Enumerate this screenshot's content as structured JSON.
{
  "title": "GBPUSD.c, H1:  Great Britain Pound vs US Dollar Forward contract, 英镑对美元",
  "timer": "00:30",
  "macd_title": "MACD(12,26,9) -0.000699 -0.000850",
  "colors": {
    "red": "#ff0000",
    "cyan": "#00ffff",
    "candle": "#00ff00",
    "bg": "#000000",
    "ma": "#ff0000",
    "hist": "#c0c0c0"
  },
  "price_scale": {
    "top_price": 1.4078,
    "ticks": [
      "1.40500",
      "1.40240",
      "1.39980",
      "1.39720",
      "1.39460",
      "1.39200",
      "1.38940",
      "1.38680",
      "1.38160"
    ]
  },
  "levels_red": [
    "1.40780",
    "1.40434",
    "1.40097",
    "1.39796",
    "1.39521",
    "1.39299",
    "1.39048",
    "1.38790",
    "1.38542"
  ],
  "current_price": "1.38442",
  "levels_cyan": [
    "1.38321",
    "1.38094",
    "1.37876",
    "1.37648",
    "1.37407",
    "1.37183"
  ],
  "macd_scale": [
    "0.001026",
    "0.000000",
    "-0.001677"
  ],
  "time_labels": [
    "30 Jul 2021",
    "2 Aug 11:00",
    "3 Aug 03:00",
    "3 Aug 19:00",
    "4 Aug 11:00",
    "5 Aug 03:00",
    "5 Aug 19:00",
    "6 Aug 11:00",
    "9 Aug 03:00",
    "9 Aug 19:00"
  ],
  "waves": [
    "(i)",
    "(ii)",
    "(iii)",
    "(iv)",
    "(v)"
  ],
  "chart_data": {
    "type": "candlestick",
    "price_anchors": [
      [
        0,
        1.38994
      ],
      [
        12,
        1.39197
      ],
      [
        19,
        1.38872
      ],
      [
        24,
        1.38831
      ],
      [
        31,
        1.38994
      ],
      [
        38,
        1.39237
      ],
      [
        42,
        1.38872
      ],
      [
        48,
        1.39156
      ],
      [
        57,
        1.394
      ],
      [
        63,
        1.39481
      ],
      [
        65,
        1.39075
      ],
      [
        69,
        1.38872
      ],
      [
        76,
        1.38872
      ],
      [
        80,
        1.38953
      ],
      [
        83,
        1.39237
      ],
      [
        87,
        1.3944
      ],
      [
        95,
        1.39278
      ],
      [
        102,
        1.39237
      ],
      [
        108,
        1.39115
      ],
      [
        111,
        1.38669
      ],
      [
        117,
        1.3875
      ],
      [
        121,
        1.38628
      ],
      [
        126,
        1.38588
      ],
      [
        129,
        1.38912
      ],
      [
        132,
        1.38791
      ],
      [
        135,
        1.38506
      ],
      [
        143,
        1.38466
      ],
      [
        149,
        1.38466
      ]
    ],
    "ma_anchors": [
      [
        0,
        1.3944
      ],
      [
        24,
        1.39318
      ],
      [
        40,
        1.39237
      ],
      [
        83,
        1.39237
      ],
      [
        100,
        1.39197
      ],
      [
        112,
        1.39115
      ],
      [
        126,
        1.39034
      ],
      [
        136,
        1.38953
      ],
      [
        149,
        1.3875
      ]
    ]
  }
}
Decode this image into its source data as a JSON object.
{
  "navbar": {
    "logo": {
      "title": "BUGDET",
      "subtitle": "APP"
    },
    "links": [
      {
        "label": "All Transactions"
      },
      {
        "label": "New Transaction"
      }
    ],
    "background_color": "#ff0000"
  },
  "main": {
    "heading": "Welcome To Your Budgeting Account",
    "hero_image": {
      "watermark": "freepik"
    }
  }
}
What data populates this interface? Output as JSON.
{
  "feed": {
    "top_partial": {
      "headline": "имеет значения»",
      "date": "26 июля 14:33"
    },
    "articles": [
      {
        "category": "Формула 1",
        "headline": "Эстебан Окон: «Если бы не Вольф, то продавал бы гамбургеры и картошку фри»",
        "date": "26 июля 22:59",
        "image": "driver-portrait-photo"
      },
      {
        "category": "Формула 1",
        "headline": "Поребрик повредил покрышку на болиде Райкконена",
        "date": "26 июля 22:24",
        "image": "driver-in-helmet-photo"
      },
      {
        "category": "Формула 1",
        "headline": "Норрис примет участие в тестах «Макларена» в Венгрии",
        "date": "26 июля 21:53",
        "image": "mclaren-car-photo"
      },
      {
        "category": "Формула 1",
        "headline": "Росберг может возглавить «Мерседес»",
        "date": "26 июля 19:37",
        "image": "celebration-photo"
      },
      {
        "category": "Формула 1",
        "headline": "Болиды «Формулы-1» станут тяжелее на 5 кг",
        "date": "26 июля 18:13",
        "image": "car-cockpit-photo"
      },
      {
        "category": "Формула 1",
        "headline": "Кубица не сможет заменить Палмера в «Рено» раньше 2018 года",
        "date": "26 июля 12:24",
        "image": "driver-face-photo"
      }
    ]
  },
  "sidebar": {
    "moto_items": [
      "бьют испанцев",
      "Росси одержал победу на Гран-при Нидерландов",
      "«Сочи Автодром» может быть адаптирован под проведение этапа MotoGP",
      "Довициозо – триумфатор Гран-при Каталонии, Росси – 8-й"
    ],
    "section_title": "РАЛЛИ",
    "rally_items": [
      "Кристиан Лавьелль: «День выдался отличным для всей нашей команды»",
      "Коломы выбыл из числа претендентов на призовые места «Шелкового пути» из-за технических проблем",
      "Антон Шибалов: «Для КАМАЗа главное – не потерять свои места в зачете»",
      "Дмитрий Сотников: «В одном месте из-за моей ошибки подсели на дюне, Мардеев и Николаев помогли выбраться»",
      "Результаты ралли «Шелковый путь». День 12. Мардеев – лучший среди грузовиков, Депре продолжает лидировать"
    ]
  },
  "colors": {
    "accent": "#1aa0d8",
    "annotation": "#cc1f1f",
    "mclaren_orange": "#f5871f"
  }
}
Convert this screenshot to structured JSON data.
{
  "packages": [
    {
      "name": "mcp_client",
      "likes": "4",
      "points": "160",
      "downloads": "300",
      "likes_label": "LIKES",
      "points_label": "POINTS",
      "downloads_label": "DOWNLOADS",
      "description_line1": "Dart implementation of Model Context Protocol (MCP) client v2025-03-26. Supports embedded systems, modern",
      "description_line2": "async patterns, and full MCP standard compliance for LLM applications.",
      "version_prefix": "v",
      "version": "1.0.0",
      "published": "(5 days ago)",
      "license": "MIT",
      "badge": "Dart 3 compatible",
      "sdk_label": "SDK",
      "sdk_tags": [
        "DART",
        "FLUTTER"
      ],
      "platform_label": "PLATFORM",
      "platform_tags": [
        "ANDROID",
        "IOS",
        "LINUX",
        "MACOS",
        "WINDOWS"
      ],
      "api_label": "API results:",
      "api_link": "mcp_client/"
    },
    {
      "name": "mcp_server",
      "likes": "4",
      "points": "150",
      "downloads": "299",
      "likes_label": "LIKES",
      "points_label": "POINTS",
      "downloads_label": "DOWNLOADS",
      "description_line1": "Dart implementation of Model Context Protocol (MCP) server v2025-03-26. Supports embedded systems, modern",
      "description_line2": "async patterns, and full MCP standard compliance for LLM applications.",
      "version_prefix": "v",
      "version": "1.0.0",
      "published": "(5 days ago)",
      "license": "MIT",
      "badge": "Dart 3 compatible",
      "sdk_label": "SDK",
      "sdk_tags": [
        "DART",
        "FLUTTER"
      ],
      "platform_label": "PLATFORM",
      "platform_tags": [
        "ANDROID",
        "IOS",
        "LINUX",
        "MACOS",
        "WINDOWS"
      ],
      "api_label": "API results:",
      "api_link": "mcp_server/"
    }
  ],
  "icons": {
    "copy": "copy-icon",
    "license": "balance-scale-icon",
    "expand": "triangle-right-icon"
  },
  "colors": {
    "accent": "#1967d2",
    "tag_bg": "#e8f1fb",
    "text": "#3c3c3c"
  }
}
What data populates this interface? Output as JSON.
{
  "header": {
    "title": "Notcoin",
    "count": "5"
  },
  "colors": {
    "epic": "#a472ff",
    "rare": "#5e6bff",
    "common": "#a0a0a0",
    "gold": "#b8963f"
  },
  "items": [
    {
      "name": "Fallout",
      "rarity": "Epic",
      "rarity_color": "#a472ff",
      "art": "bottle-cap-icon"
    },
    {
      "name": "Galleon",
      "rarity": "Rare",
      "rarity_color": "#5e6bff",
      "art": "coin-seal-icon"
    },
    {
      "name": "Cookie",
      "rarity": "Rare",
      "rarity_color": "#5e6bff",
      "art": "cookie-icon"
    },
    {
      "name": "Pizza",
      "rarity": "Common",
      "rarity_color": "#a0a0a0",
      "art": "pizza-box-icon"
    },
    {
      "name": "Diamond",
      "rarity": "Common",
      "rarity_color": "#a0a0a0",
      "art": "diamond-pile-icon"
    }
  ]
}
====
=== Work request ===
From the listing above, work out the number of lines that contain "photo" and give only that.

=== Written reply ===
6